__Prompt__: Among the records below, find each line containing the word "DHCP" and copy it.

- - -

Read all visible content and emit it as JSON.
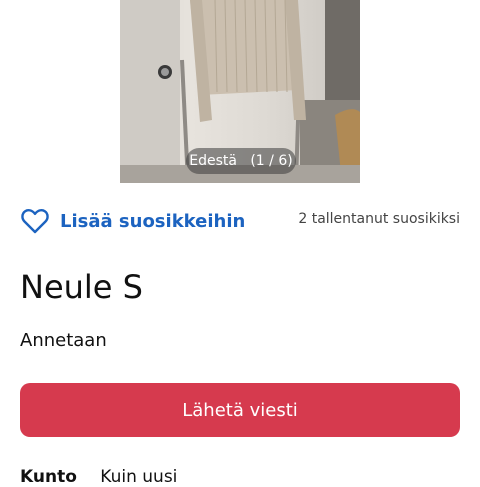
{
  "photo": {
    "caption": "Edestä   (1 / 6)"
  },
  "favorite": {
    "icon": "heart-icon",
    "link_label": "Lisää suosikkeihin",
    "saved_count_text": "2 tallentanut suosikiksi"
  },
  "item": {
    "title": "Neule S",
    "price_text": "Annetaan"
  },
  "actions": {
    "send_message_label": "Lähetä viesti"
  },
  "details": {
    "condition_label": "Kunto",
    "condition_value": "Kuin uusi"
  },
  "colors": {
    "accent_blue": "#1c63c0",
    "primary_button": "#d63a4e"
  }
}
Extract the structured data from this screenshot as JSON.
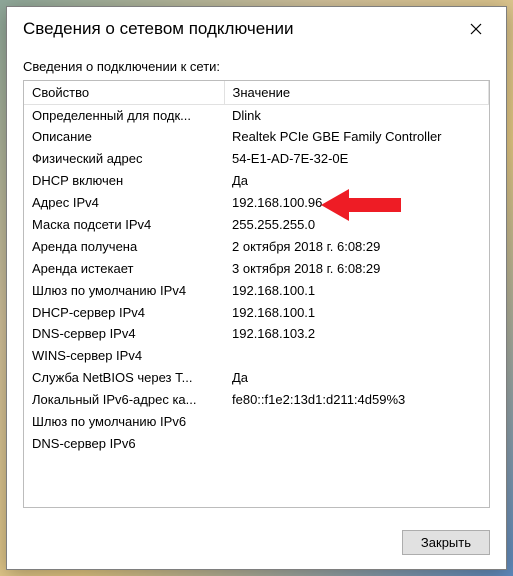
{
  "title": "Сведения о сетевом подключении",
  "subheader": "Сведения о подключении к сети:",
  "columns": {
    "property": "Свойство",
    "value": "Значение"
  },
  "rows": [
    {
      "property": "Определенный для подк...",
      "value": "Dlink"
    },
    {
      "property": "Описание",
      "value": "Realtek PCIe GBE Family Controller"
    },
    {
      "property": "Физический адрес",
      "value": "54-E1-AD-7E-32-0E"
    },
    {
      "property": "DHCP включен",
      "value": "Да"
    },
    {
      "property": "Адрес IPv4",
      "value": "192.168.100.96"
    },
    {
      "property": "Маска подсети IPv4",
      "value": "255.255.255.0"
    },
    {
      "property": "Аренда получена",
      "value": "2 октября 2018 г. 6:08:29"
    },
    {
      "property": "Аренда истекает",
      "value": "3 октября 2018 г. 6:08:29"
    },
    {
      "property": "Шлюз по умолчанию IPv4",
      "value": "192.168.100.1"
    },
    {
      "property": "DHCP-сервер IPv4",
      "value": "192.168.100.1"
    },
    {
      "property": "DNS-сервер IPv4",
      "value": "192.168.103.2"
    },
    {
      "property": "WINS-сервер IPv4",
      "value": ""
    },
    {
      "property": "Служба NetBIOS через T...",
      "value": "Да"
    },
    {
      "property": "Локальный IPv6-адрес ка...",
      "value": "fe80::f1e2:13d1:d211:4d59%3"
    },
    {
      "property": "Шлюз по умолчанию IPv6",
      "value": ""
    },
    {
      "property": "DNS-сервер IPv6",
      "value": ""
    }
  ],
  "highlight_row_index": 4,
  "close_button_label": "Закрыть"
}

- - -

__Task answer__:
      "property": "DHCP включен",
      "property": "DHCP-сервер IPv4",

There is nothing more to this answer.